*** Opening of MATERIAL SUPPLIED ***

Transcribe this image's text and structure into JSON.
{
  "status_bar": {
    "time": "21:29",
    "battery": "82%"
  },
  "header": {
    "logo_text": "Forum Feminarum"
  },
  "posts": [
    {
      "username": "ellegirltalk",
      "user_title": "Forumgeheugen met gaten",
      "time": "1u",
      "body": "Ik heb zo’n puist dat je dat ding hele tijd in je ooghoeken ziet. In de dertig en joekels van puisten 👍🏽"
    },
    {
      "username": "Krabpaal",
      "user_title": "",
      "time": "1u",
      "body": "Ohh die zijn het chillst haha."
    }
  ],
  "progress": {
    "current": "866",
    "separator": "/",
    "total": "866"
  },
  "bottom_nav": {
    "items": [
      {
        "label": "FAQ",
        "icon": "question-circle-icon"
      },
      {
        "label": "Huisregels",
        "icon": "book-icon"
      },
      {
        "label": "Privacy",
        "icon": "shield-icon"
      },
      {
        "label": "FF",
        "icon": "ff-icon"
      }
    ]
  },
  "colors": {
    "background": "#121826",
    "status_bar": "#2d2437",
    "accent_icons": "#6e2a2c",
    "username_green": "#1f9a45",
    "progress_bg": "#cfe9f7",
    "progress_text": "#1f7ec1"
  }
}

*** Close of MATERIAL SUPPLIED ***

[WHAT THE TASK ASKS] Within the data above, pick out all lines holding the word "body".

[TASK RESPONSE]
      "body": "Ik heb zo’n puist dat je dat ding hele tijd in je ooghoeken ziet. In de dertig en joekels van puisten 👍🏽"
      "body": "Ohh die zijn het chillst haha."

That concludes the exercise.